------ INPUT FOR THIS TASK
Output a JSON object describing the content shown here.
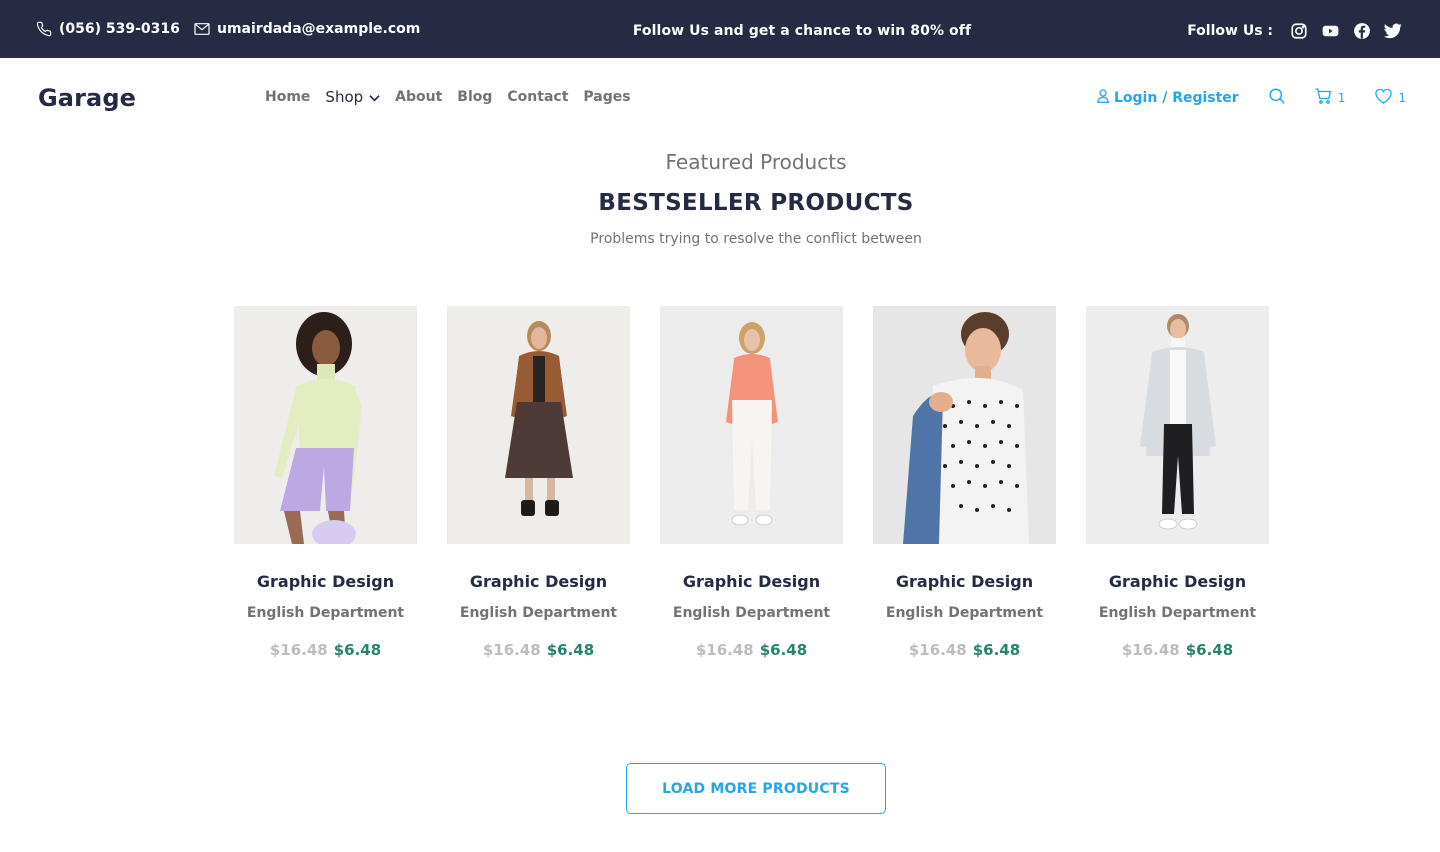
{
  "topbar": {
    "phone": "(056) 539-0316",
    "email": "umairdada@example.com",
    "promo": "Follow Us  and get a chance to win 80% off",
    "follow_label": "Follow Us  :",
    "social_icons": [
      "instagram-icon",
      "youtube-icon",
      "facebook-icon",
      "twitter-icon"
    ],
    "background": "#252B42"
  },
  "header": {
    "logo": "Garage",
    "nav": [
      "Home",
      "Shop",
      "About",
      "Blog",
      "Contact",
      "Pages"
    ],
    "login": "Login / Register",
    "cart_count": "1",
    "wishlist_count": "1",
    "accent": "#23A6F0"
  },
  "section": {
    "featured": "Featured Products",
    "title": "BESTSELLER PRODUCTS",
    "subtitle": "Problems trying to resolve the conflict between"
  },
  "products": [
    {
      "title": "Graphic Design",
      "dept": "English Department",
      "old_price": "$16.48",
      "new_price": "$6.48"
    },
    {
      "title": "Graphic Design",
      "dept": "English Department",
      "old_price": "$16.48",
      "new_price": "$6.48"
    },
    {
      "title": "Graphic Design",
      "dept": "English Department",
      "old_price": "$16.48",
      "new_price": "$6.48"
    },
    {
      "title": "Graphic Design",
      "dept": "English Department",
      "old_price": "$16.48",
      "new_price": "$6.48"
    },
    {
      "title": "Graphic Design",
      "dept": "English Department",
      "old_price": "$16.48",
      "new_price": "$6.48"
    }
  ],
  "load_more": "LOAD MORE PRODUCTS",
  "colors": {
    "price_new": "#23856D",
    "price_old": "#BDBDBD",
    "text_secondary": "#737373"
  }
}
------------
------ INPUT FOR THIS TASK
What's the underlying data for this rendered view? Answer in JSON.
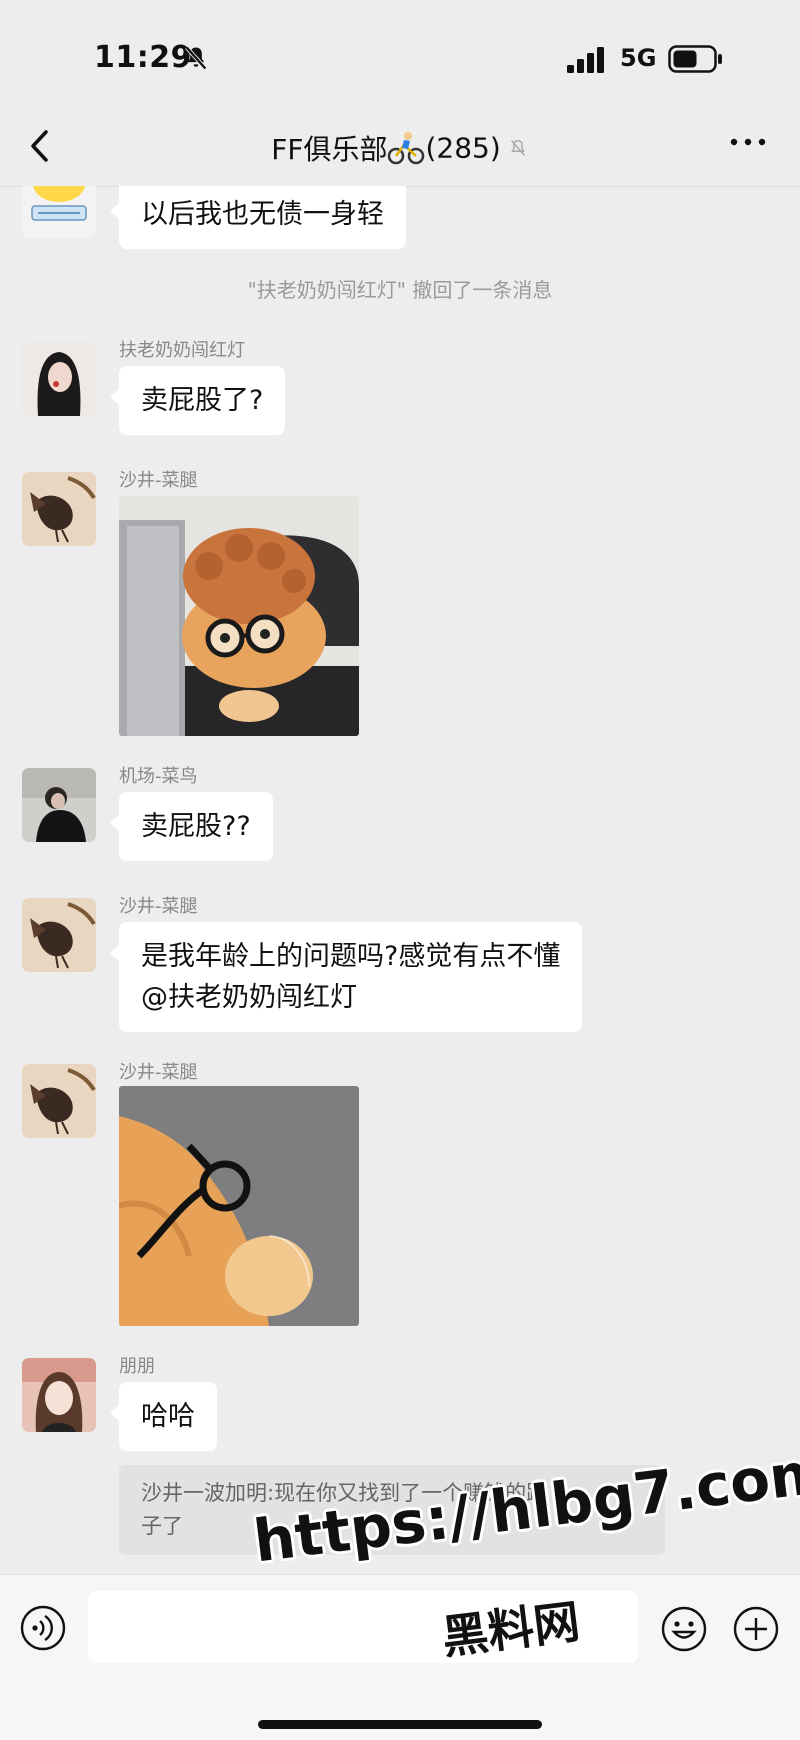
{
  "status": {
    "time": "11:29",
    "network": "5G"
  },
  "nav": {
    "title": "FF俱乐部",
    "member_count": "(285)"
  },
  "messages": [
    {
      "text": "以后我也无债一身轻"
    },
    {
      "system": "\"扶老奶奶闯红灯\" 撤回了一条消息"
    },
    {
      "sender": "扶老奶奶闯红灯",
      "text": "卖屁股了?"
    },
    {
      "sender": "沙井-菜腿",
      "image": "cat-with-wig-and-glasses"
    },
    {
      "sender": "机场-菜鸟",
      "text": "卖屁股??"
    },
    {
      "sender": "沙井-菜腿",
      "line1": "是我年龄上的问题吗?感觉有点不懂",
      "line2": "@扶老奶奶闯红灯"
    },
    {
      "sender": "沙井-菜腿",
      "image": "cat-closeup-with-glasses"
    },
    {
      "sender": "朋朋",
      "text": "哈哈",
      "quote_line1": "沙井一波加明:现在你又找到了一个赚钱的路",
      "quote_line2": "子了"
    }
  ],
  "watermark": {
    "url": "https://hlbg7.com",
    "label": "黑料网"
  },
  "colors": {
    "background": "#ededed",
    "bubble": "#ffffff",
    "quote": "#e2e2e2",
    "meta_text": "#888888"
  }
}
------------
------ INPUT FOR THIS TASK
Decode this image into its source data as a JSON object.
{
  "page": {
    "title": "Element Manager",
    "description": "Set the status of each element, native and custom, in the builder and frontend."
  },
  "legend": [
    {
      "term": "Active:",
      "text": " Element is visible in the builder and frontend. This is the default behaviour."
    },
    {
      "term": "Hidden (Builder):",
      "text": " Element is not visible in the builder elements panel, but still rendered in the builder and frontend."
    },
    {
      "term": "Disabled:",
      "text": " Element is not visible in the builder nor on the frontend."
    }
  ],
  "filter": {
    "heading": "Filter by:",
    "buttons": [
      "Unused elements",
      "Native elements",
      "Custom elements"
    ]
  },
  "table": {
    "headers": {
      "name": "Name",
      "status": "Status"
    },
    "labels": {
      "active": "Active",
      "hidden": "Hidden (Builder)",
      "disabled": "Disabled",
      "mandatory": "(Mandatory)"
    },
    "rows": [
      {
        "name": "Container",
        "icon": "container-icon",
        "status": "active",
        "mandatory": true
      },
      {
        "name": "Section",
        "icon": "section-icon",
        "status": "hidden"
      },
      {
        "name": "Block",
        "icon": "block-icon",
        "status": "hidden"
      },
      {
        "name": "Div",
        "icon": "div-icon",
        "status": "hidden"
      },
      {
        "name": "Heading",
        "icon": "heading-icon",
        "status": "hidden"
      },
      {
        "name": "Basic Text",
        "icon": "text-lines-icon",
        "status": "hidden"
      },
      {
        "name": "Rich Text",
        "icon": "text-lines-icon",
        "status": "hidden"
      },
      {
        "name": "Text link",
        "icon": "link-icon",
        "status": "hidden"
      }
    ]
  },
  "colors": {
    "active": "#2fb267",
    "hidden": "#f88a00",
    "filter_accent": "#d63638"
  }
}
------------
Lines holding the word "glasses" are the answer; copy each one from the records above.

      "image": "cat-with-wig-and-glasses"
      "image": "cat-closeup-with-glasses"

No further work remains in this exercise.